Biometric technology is now at the forefront of security discussions, but this hasn’t always been the case. Until recently, costs, social issues and implementation hurdles hindered its adoption.

Stephen Andriole, senior consultant with the Cutter Consortium and professor in the Department of Decision and Information Technologies at Pennsylvania’s Villanova University, said biometrics has been fighting an uphill battle.

“There is very little benchmarking out there…saying this is what it is going to cost you (to add a biometric solution),” he said. That inability to calculate accurate total cost of ownership, combined with social reluctance and technical hurdles, meant few companies were looking beyond user names and passwords to access corporate networks.

Today, companies are starting to reasses biometrics. Hardware costs of items such as fingerprint readers have fallen dramatically, technological advances have increased accuracy and the world has changed its security focus post Sept. 11, Andriole said.

Ironically, two Canadian companies currently using fingerprint readers to enhance security both started their implementation process prior to 9/11.

The Credit Union Central (CUC) of British Columbia has deployed 1,200 fingerprint readers to dozens of B.C. credit unions.
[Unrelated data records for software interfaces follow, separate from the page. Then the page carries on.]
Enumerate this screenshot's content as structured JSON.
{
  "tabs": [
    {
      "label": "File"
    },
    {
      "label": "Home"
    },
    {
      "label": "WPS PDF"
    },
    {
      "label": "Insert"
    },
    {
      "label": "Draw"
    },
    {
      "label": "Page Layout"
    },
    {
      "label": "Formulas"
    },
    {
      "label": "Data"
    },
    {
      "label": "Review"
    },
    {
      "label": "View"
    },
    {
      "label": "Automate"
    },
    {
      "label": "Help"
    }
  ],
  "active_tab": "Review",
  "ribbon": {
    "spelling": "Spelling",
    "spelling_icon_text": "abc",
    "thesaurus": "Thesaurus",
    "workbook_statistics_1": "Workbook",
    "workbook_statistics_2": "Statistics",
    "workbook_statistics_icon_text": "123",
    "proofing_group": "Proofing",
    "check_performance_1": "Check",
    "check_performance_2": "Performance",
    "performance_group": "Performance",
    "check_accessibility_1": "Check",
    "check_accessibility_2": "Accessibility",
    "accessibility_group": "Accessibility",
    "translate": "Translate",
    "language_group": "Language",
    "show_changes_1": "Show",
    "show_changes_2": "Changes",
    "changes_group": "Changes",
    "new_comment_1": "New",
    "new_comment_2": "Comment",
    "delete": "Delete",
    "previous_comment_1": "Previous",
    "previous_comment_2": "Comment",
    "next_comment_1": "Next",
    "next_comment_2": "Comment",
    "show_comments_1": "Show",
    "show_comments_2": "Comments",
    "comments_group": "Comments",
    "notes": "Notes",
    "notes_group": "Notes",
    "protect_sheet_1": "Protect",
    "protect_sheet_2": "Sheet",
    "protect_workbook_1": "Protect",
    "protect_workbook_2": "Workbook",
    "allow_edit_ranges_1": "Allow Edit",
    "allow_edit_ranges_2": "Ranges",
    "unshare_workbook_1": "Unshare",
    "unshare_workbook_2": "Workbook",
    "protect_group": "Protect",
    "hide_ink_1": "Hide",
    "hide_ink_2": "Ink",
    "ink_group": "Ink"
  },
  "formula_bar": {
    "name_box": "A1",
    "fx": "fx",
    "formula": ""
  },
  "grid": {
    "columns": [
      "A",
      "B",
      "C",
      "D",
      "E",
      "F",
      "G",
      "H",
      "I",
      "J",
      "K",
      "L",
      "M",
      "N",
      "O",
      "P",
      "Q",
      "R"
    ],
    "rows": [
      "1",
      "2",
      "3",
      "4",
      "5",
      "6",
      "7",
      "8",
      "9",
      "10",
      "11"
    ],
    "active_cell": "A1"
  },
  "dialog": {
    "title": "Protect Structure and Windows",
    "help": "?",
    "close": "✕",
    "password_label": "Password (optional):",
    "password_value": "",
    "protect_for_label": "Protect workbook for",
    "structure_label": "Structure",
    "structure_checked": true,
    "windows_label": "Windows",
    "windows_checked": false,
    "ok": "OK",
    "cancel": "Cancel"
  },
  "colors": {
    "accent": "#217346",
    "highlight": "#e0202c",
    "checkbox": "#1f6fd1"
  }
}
CUC supplies wholesale financial services to credit unions across Canada. For example, if someone walks into a credit union wishing to transfer money to Hong Kong, CUC transfers the money on behalf of the individual credit union. But since each credit union is an independent company, there is no centralized network with homogenous technology to enable the process. As well, wire transfers were conducted on paper or over the phone.

The solution was to turn to a Web-based application.

Oscar van der Meer, associate vice-president of technology services at Vancouver-based CUC, said the company developed a portal through which credit union employees could access the company’s services.

But since large sums of money are potentially involved, user names and passwords were deemed insufficient.

The company looked into smart cards, certificates and biometrics. Though security was the prime concern, it was not the only one – cost per installation and ease of use were also of paramount importance.

“If we had to have people come into a central location to register their fingerprint, that would not have worked,” van der Meer said.

Instead, fingerprint readers are sent to each participating credit union. The reader is plugged into a PC. Users are then directed to a Web site to download the necessary drivers, shown how to log on to the secure CUC portal and register their fingerprint.

van der Meer said the most time consuming portion of the implementation was the development of the complex financial applications, such as wire transfers, not the actual installation of the fingerprint readers.

education is key

Educating end-users on fingerprint policy is also necessary. People may suspect an organization is collecting it for one reason but using it for another, van der Meer said. So making corporate policy very clear is important.

It is also a benefit that CUC is a financial institution. “If you are working at a credit union it is very difficult for you to opt out of security procedures, they are part of the job,” he said.

For Osama Arafat, CEO of network services provider Q9 Networks Inc. in Toronto, it was not quite as easy. His company installed fingerprint readers to allow its enterprise customers access to their own technology hosted at Q9’s data centre.

As those using the readers are not Q9 employees, Arafat said social issues needed to be addressed. Any user who is concerned with using a reader soon learns that a random series of fingerprint points – not the actual fingerprint itself – is stored and used to identify an individual. Reverse engineering, or using the stored data to create a fingerprint, is impossible.

From a business perspective, he said the decision to install the readers was much easier.

“The biometric authentication solves a whole bunch of problems,” Arafat explained. There is no passing off of swipe cards from one individual to another, so there is total non-repudiation. Operational issues such as key management are also removed. And though Arafat readily admits fingerprint technology is more costly than locks, the total cost of ownership is less than traditional methods.

“We feel it has saved us a lot of money,” he said.

The Credit Union Central of British Columbia has also seen cost savings but the bigger savings come from the consolidation of processes. “[Employees] no longer need to remember a different password for each financial application,” van der Meer said. “So administrative hassles are reduced.”

Both companies looked at several biometrics solutions (iris, voice, hand and signature scanners to name a few) but concluded that fingerprint readers were the best fit.